Although there are Roma theatre companies all over Europe, in the last 42 years the International Theatre Institute never asked a theatre maker of Roma origin to convey a message to the stages of the world. Year by year, the Independent Theater Hungary invites an artist with Roma ancestors to tell his/her message.

Please, welcome the World Theatre Day message of Simonida Selimovič, the artistic director of the Romano Svato Theatre Company in Vienna.

“When I think of the theatre, I imagine a world where theatre represents the citizens, and my culture has a place on stage, too. Unfortunately, this is not the case, even if the Roma people have been playing a role in the history of Europe for 700 years.

In the theatre my soul was filled with hope, my mood was upbeat, and I felt myself at home because I was happy to play. Later, I noticed that there’s few Roma who can practice this profession. I belong to those who had the courage to choose this profession. Then I soon realised why I am assigned only stereotyped roles, why I am always pigeonholed.

The quality of theatre cannot be measured by the number of the audience. Considering the whole society, theatre is an institute for a minority. However, don’t we measure the world of democracy by the fate of the minorities living in it?

Theatre is interesting and good if it explains the world.

After all, theatre is the place where society reflects on life in general. My attention is captured when I feel that the play deals with serious questions: love, death, social and political conditions, when I feel personally addressed as a member of society.

However, I don’t feel addressed at all when the “Gipsy Baron” is on stage. The language still offends me and many other Roma people. The Volksoper in Vienna can still make flyers and advertise a play in which there are no Roma actors at all, and that represents only a corny cliché-like “gipsy image” known by the majority.

The play ignores not only the undignified conditions in which most of the Roma lived but also the fact that when the canonised light opera was made, most Roma groups had settled, did not wander on their well-known  ‘green wagon’ from one place to the other, but they lived together with the majority of society. If the ‘Gipsies’ are regarded persona no grata of the multi-ethnic state, how is it come that ‘the outcast’ could become the subject of the entertainer industry in the heyday of the light opera.

On this basis, this tendency became the authentic vision of society in the period, and for the art of Romantism it became the intellectual background again and again to depict the ‘Gipsy  lifestyle’, which satisfied the audience of the Decadent movement both musically and dramaturgically. The opera is the product of the majority that excluded and persecuted the Roma for centuries, and this tendency lives on in this light opera performed in Vienna, too. It’s the well-designed construction of the Gipsy stereotype that was created by the majority during the centuries.
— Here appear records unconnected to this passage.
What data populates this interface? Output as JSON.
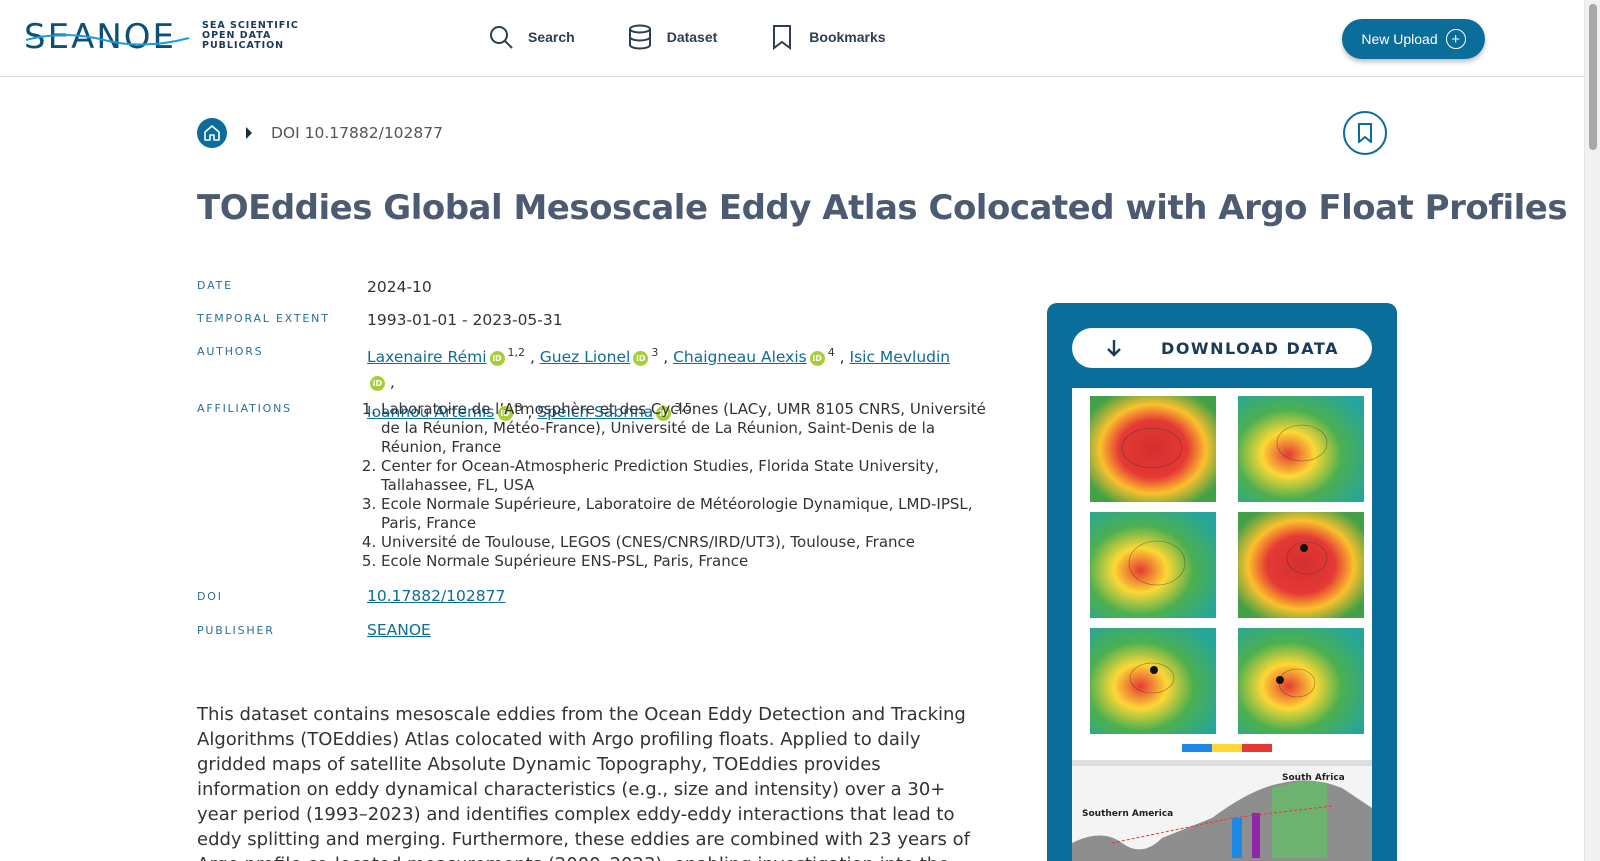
{
  "header": {
    "logo_text": "SEANOE",
    "logo_tagline": "SEA SCIENTIFIC OPEN DATA PUBLICATION",
    "nav": [
      {
        "label": "Search",
        "icon": "search-icon"
      },
      {
        "label": "Dataset",
        "icon": "database-icon"
      },
      {
        "label": "Bookmarks",
        "icon": "bookmark-icon"
      }
    ],
    "upload_label": "New Upload"
  },
  "breadcrumb": {
    "doi": "DOI 10.17882/102877"
  },
  "title": "TOEddies Global Mesoscale Eddy Atlas Colocated with Argo Float Profiles",
  "meta": {
    "date_label": "DATE",
    "date_value": "2024-10",
    "temporal_label": "TEMPORAL EXTENT",
    "temporal_value": "1993-01-01 - 2023-05-31",
    "authors_label": "AUTHORS",
    "authors": [
      {
        "name": "Laxenaire Rémi",
        "sup": "1,2"
      },
      {
        "name": "Guez Lionel",
        "sup": "3"
      },
      {
        "name": "Chaigneau Alexis",
        "sup": "4"
      },
      {
        "name": "Isic Mevludin",
        "sup": ""
      },
      {
        "name": "Ioannou Artemis",
        "sup": "3"
      },
      {
        "name": "Speich Sabrina",
        "sup": "3,5"
      }
    ],
    "affiliations_label": "AFFILIATIONS",
    "affiliations": [
      "Laboratoire de l’Atmosphère et des Cyclones (LACy, UMR 8105 CNRS, Université de la Réunion, Météo-France), Université de La Réunion, Saint-Denis de la Réunion, France",
      "Center for Ocean-Atmospheric Prediction Studies, Florida State University, Tallahassee, FL, USA",
      "Ecole Normale Supérieure, Laboratoire de Météorologie Dynamique, LMD-IPSL, Paris, France",
      "Université de Toulouse, LEGOS (CNES/CNRS/IRD/UT3), Toulouse, France",
      "Ecole Normale Supérieure ENS-PSL, Paris, France"
    ],
    "doi_label": "DOI",
    "doi_value": "10.17882/102877",
    "publisher_label": "PUBLISHER",
    "publisher_value": "SEANOE"
  },
  "description": "This dataset contains mesoscale eddies from the Ocean Eddy Detection and Tracking Algorithms (TOEddies) Atlas colocated with Argo profiling floats. Applied to daily gridded maps of satellite Absolute Dynamic Topography, TOEddies provides information on eddy dynamical characteristics (e.g., size and intensity) over a 30+ year period (1993–2023) and identifies complex eddy-eddy interactions that lead to eddy splitting and merging. Furthermore, these eddies are combined with 23 years of Argo profile co-located measurements (2000–2023), enabling investigation into the signature of eddies and their impact in the ocean interior. This",
  "download": {
    "label": "DOWNLOAD DATA",
    "thumb_labels": [
      "South Africa",
      "Southern America"
    ]
  },
  "colors": {
    "primary": "#0b6d99",
    "title": "#4d5b72",
    "orcid": "#a6ce39"
  }
}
I ask the question: Why do the cultural policy of Austria, the sponsors and the banks support such an opera with an unbelievably huge amount of money? The performance they support doesn’t help the community, the nation, society and tolerance but popularises racism in the city of Vienna, and what is more, tries to make it presentable.

I wish a Roma theatre that hasn’t been realised in Vienna yet. A theatre where we can tell our own stories about our ancestors. Here, in Austria the stories of the Sinti and the Roma haven’t been told like that of the Jews, otherwise ‘The Gipsy Baron” couldn’t be on programme now.

Numerous plays and operas could be written based on our stories, we just need a place to play, recognition, and support from those who owe us. We need places and theatres that are available for us, where the Roma people can play, work and show the world their still unknown stories. Many people don’t know the real ‘Roma’ people, they just believe to know them based on the distorted and false idea they have in their minds.

Let’s make a theatre that includes people who respect each-other, where high-quality stories are told, a theatre that our descendants are delighted about, too. Let’s become an example for the next generation so that they can learn from us. Don’t let them live in an art world that is full of clichés and racism.”